in complaint, confusion and misery –
you realize that they were
opportunities ignored and departed.

Even now,
walking the great camino,
you rouse – repeatedly –
from drifting moments.
You desperately want
to stay open-eyed
and grateful.
But even our failures are the journey.
And we are all pilgrims.

Saturday, September 6, 2014

Of Aardvarks and Elders

My last post was "Walking Through Walls."  Something synchronous and magical happened this week on that topic.  I worked on a dream with my dream group the other night.  It was a short and rather pleasant dream (unusual, that!) in which I was walking with an old friend along a series of beaches.  We passed the last ones that had shade trees, looking for one where we'd want to hang out.  We came to a cove that had a small waterfall, and we turned in to head there.  As we walked up the path towards it, an animal passed by us, headed in the opposite direction.  For some reason, I thought it was an anteater, but when we looked at pictures of anteaters in the group, I knew it wasn't.  The next day, I began looking at animal pictures and pretty quickly ran across what it was - an aardvark.

I googled "spiritual meaning of aardvarks" and discovered that some magicians in Africa use parts of the aardvark for magical purposes, one of which is to allow a person to walk through walls!  I love that.

One of the other main associations with aardvark is fearlessness.  Boy, this simple little dream had plenty to tell me.  If you know the Enneagram, you know that the major fear-based personality is the six.  That's me.  It's a trial, believe me; my first reaction to almost everything is to go into fear.  I need more aardvark energy, for sure.  This past week, I had a big opportunity to work on it.

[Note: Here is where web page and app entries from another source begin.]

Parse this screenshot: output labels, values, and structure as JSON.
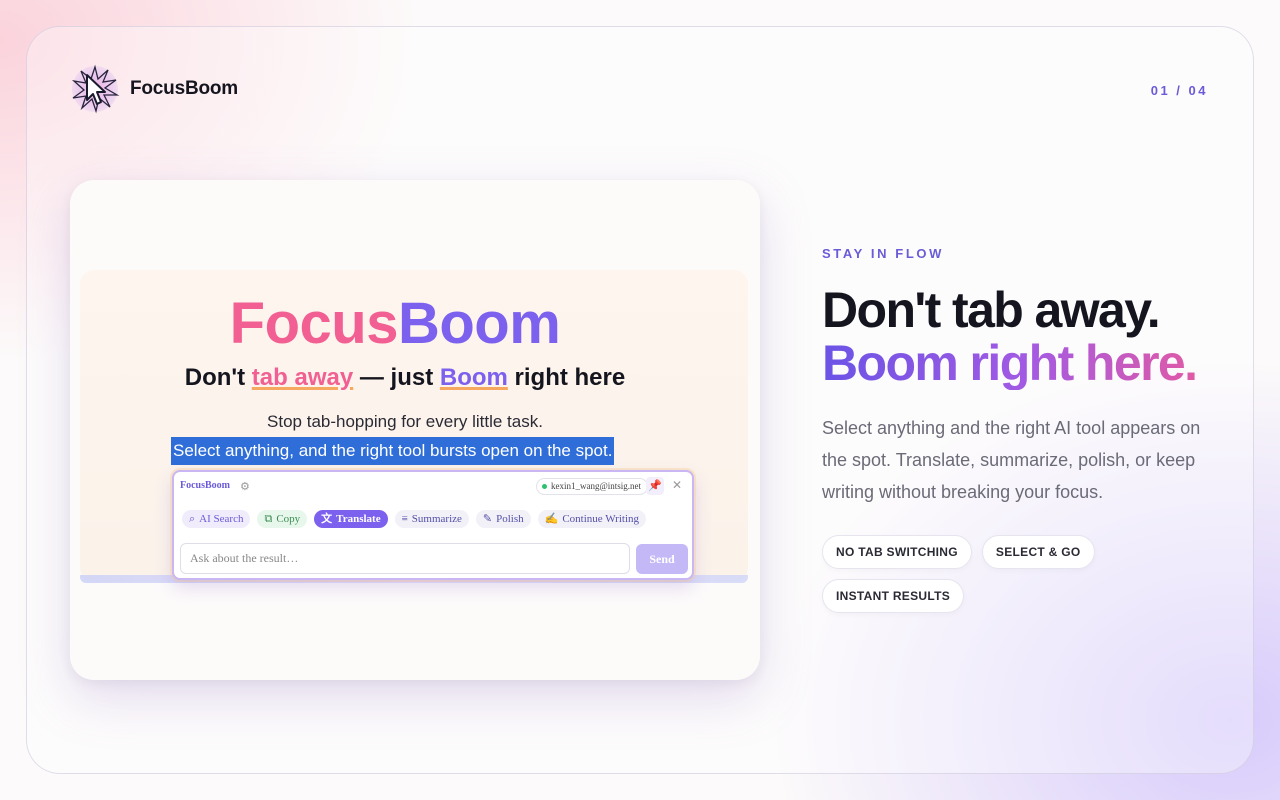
{
  "brand": {
    "name": "FocusBoom"
  },
  "pager": {
    "label": "01 / 04"
  },
  "preview": {
    "title_part1": "Focus",
    "title_part2": "Boom",
    "subtitle": {
      "pre": "Don't ",
      "highlight1": "tab away",
      "mid": " — just ",
      "highlight2": "Boom",
      "post": " right here"
    },
    "line1": "Stop tab-hopping for every little task.",
    "line2_selected": "Select anything, and the right tool bursts open on the spot.",
    "popup": {
      "brand": "FocusBoom",
      "user_email": "kexin1_wang@intsig.net",
      "tools": [
        {
          "label": "AI Search",
          "icon": "search-icon"
        },
        {
          "label": "Copy",
          "icon": "copy-icon"
        },
        {
          "label": "Translate",
          "icon": "translate-icon",
          "active": true
        },
        {
          "label": "Summarize",
          "icon": "list-icon"
        },
        {
          "label": "Polish",
          "icon": "pen-icon"
        },
        {
          "label": "Continue Writing",
          "icon": "write-icon"
        }
      ],
      "input_placeholder": "Ask about the result…",
      "send_label": "Send"
    }
  },
  "hero": {
    "eyebrow": "STAY IN FLOW",
    "headline_line1": "Don't tab away.",
    "headline_line2": "Boom right here.",
    "description": "Select anything and the right AI tool appears on the spot. Translate, summarize, polish, or keep writing without breaking your focus.",
    "tags": [
      "NO TAB SWITCHING",
      "SELECT & GO",
      "INSTANT RESULTS"
    ]
  },
  "colors": {
    "accent": "#6a5bd8",
    "pink": "#f25f92",
    "purple": "#7c60ee",
    "selection": "#2f6ed8"
  }
}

Barry and I were at a friend's wedding and had given a ride to another friend who is an elder and very dear to us. (I have been so fortunate to have a number of friends who are a good bit older than me and who are tremendous role models for what an elder can be.  She is one.)  After the ceremony, she got quite weak and almost passed out.  We had to watch her taken away in an ambulance, and we followed to spend the rest of the evening in the ER, rather than at the reception.  It was an honor to do so with her (and she is recovering and will hopefully be fine, but we all learned something about the need to eat, hydrate, and stay out of the hot sun).  But right in my face were the prospects of getting old, loss of loved ones, illness and mortality.  I have to say, I've been spending a chunk of time on these considerations recently, anyway. Welcome to the fearful world of the six!

I made a SoulCollage® card a few months ago that has become a guiding image for me.  I call her Wisdom Keeper.  She's old, and she's beautiful.  It became clear to me not long after I made the card, which was just after my 65th birthday, that she was to be my teacher for the next 5 years, until I reach 70 (if I am lucky enough to get there).  She and I have had some excellent conversations.

Here she is.

 I guess I need to make an aardvark card now, to keep her company.

There was other good stuff in the dream.  I'm still working on it.